__Material supplied__.
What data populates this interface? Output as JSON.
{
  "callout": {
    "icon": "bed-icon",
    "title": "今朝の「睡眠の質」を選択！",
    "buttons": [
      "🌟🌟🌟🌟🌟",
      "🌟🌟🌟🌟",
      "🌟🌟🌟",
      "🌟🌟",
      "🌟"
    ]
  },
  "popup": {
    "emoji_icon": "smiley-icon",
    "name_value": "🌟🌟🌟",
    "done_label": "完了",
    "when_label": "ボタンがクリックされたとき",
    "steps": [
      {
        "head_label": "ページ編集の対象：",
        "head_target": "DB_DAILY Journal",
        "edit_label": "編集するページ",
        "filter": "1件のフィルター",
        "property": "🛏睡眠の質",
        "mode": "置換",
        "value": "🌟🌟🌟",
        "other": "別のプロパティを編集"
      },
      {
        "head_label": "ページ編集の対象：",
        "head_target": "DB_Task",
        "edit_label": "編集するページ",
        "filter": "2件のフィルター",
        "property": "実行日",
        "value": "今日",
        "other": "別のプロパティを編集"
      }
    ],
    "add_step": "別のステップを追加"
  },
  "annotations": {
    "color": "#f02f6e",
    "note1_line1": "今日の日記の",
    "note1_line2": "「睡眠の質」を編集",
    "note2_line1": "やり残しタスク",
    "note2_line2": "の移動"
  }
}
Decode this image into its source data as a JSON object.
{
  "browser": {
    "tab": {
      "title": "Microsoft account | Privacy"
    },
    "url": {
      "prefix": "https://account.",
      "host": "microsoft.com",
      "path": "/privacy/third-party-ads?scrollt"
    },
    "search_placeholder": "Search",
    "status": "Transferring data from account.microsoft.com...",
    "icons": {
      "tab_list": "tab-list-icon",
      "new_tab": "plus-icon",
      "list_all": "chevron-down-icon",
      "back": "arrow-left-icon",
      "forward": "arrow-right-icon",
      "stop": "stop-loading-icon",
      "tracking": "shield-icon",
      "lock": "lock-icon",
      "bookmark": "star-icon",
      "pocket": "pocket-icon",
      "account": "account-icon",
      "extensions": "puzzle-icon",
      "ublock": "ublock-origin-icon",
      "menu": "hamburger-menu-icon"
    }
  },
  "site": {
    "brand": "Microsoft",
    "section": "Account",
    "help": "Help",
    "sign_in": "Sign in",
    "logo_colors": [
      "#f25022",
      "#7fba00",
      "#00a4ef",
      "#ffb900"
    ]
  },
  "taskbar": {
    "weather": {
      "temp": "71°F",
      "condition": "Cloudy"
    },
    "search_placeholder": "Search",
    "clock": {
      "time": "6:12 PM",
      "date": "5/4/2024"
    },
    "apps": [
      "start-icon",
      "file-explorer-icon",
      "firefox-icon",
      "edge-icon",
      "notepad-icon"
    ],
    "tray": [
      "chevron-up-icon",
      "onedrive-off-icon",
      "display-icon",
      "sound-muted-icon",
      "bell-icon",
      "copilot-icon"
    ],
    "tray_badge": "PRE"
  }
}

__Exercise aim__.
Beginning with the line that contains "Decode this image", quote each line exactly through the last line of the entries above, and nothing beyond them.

__Response for this exercise__.
Decode this image into its source data as a JSON object.
{
  "browser": {
    "tab": {
      "title": "Microsoft account | Privacy"
    },
    "url": {
      "prefix": "https://account.",
      "host": "microsoft.com",
      "path": "/privacy/third-party-ads?scrollt"
    },
    "search_placeholder": "Search",
    "status": "Transferring data from account.microsoft.com...",
    "icons": {
      "tab_list": "tab-list-icon",
      "new_tab": "plus-icon",
      "list_all": "chevron-down-icon",
      "back": "arrow-left-icon",
      "forward": "arrow-right-icon",
      "stop": "stop-loading-icon",
      "tracking": "shield-icon",
      "lock": "lock-icon",
      "bookmark": "star-icon",
      "pocket": "pocket-icon",
      "account": "account-icon",
      "extensions": "puzzle-icon",
      "ublock": "ublock-origin-icon",
      "menu": "hamburger-menu-icon"
    }
  },
  "site": {
    "brand": "Microsoft",
    "section": "Account",
    "help": "Help",
    "sign_in": "Sign in",
    "logo_colors": [
      "#f25022",
      "#7fba00",
      "#00a4ef",
      "#ffb900"
    ]
  },
  "taskbar": {
    "weather": {
      "temp": "71°F",
      "condition": "Cloudy"
    },
    "search_placeholder": "Search",
    "clock": {
      "time": "6:12 PM",
      "date": "5/4/2024"
    },
    "apps": [
      "start-icon",
      "file-explorer-icon",
      "firefox-icon",
      "edge-icon",
      "notepad-icon"
    ],
    "tray": [
      "chevron-up-icon",
      "onedrive-off-icon",
      "display-icon",
      "sound-muted-icon",
      "bell-icon",
      "copilot-icon"
    ],
    "tray_badge": "PRE"
  }
}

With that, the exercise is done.